This is where I finally introduce the details on my Weight of the Evidence process showing how each of the measures are weighted and combined into the various categories. I list the indicators and show charts of each along with their digital signals. And finally, I show the full chart of how the weight of the evidence moves from zone to zone; with each zone having its own set of buy rules, stop loss levels, etc. I have used this model for decades with only very slight modifications along the way. Tweaking a model is how many begin to completely fall apart in their discipline.
As I near the end of this series on ‘Building a Rules-Based Trend Following Model’ in this article I show how to develop buy rules, sell rules, and guidelines. I treat the rules as inviolable. Bottom line here is that you CANNOT break a rule. Period! The guidelines on the other hand are there to help guide your decision-making process. They are not mandatory but exist to keep you focused on the goal of following your model. An example of a buy rule is that I do not trade in the first 45 minutes of the trading day simply because there is too much volatility and indecision. Also I do not trade in the last hour of the trading day as I always want adequate time for a good execution when buying or selling.

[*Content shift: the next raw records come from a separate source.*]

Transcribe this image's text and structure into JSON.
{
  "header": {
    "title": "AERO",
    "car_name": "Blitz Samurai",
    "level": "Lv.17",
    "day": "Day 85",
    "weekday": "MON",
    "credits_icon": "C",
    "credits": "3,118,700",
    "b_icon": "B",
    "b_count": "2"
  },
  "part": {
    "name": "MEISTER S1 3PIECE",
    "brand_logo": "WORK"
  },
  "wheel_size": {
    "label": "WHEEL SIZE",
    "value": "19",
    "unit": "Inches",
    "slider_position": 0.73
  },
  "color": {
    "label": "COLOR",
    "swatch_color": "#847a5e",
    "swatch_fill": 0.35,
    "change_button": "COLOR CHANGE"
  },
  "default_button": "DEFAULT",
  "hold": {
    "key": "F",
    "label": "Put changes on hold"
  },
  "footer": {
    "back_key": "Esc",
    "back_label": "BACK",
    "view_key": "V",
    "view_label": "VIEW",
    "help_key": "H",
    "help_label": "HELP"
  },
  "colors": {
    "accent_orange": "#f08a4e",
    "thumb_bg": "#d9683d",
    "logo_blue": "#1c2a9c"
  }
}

Over the years, I always seem to write about all the noise generated by the financial media and Wall Street. Noise is the short-term interference that causes investors and traders to deviate from a well thought out investment plan. The emotional roller coaster of trying to utilize all this information can have a devastating affect on your wealth. This noise is difficult to ignore because at the time it seems so important. Again, a sound reason to follow a rules-based process.
Tushar Chande wrote an article comparing my Weight of the Evidence with his new Chande Trend Meter. I was delighted as this will give me an opportunity to continue developing my ideas on model building by using his CTM. I show a chart comparing his CTM with my WoEv during the last bear market from 2007-2009. They, at first glance, are very similar but upon closer examination there are some significant differences. Mainly that my WoEv uses price AND breadth, whereas his CTM is only price-based. I have written a number of articles in the past on the value breadth offers to a trend following model.
My article naming process is certainly not glamourous. When I continue to expound on a subject I just use the same title following with its numerical order. Here I show Tushar Chande’s CTM and also show how by using a 5-period exponential average of it can greatly reduce its volatility. I attempt to explain the differences which are almost always because my WoEv uses market breadth and his CTM does not. I show a chart comparing CTM along with the 5-period smoothed CTM. I also show a chart of my WoEv and 5-period smoothed CTM on the bear market at the beginning of this century.
Dance with the Trend,